*ACTIVITY*
Say how many lines below have "avatar" in them, giving the number alone.

*GIVEN RECORDS*
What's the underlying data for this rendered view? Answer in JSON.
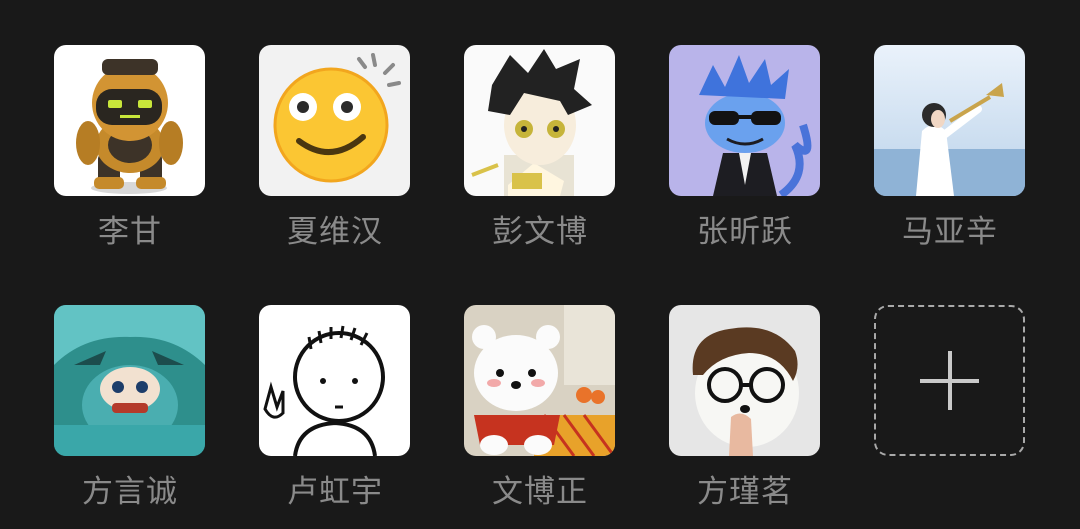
{
  "members": [
    {
      "name": "李甘",
      "avatar": "robot-avatar"
    },
    {
      "name": "夏维汉",
      "avatar": "smiley-emoji-avatar"
    },
    {
      "name": "彭文博",
      "avatar": "anime-boy-avatar"
    },
    {
      "name": "张昕跃",
      "avatar": "blue-dragon-avatar"
    },
    {
      "name": "马亚辛",
      "avatar": "trumpet-player-avatar"
    },
    {
      "name": "方言诚",
      "avatar": "teal-plush-doll-avatar"
    },
    {
      "name": "卢虹宇",
      "avatar": "doodle-boy-avatar"
    },
    {
      "name": "文博正",
      "avatar": "white-bear-plush-avatar"
    },
    {
      "name": "方瑾茗",
      "avatar": "glasses-plush-avatar"
    }
  ],
  "add_button": {
    "icon": "plus-icon"
  }
}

*EXERCISE ANSWER*
9